WASHINGTON — One Saturday last fall, President Obama interrupted a White House strategy meeting to raise an issue not on the agenda. He declared, aides recalled, that the administration needed to more aggressively use executive power to govern in the face of Congressional obstructionism.
“We had been attempting to highlight the inability of Congress to do anything,” recalled William M. Daley, who was the White House chief of staff at the time. “The president expressed frustration, saying we have got to scour everything and push the envelope in finding things we can do on our own.”
For Mr. Obama, that meeting was a turning point. As a senator and presidential candidate, he had criticized George W. Bush for flouting the role of Congress. And during his first two years in the White House, when Democrats controlled Congress, Mr. Obama largely worked through the legislative process to achieve his domestic policy goals.
But increasingly in recent months, the administration has been seeking ways to act without Congress.
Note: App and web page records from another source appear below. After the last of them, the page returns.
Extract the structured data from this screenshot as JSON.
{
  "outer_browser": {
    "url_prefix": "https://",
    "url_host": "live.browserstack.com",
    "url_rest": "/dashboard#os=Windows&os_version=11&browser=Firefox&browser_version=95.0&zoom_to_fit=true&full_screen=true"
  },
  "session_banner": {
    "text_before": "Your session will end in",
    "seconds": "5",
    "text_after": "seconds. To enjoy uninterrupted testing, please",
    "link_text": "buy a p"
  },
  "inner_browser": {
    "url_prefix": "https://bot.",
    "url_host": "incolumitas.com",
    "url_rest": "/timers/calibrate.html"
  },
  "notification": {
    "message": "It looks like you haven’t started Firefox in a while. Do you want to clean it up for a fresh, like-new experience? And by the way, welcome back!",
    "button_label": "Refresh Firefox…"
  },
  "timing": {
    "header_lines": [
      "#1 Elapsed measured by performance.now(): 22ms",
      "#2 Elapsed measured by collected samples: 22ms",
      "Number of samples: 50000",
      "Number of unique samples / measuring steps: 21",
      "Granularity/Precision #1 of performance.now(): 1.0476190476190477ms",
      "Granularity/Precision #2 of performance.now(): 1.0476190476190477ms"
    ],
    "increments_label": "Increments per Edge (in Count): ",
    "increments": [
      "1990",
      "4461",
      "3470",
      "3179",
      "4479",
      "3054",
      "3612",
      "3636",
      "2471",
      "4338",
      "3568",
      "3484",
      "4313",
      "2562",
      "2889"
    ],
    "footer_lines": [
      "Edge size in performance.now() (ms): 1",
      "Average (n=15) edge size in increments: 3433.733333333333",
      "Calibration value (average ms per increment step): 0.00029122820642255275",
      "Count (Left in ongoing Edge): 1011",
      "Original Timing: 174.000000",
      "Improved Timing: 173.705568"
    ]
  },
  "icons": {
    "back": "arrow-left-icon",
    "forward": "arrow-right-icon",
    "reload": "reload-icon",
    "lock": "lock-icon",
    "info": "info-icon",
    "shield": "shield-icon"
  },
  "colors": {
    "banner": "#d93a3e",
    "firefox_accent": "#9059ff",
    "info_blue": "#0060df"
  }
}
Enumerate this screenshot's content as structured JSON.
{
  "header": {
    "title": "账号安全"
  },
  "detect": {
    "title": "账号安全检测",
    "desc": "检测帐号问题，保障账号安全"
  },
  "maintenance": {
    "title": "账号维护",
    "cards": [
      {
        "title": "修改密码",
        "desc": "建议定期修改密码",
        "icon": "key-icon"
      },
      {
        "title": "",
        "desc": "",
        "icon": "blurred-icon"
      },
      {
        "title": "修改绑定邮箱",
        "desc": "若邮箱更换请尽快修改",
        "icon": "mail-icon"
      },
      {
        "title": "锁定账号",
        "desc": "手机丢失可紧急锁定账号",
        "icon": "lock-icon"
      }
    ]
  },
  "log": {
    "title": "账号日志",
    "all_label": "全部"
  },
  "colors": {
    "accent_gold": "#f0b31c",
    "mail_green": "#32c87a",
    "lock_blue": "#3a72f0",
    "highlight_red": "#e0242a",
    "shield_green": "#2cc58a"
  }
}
Branding its unilateral efforts “We Can’t Wait,” a slogan that aides said Mr. Obama coined at that strategy meeting, the White House has rolled out dozens of new policies — on creating jobs for veterans, preventing drug shortages, raising fuel economy standards, curbing domestic violence and more.
Each time, Mr. Obama has emphasized the fact that he is bypassing lawmakers. When he announced a cut in refinancing fees for federally insured mortgages last month, for example, he said: “If Congress refuses to act, I’ve said that I’ll continue to do everything in my power to act without them.”
Aides say many more such moves are coming. Not just a short-term shift in governing style and a re-election strategy, Mr. Obama’s increasingly assertive use of executive action could foreshadow pitched battles over the separation of powers in his second term, should he win and Republicans consolidate their power in Congress.
Many conservatives have denounced Mr. Obama’s new approach. But William G. Howell, a University of Chicago political science professor and author of “Power Without Persuasion: The Politics of Direct Presidential Action,” said Mr. Obama’s use of executive power to advance domestic policies that could not pass Congress was not new historically. Still, he said, because of Mr. Obama’s past as a critic of executive unilateralism, his transformation is remarkable.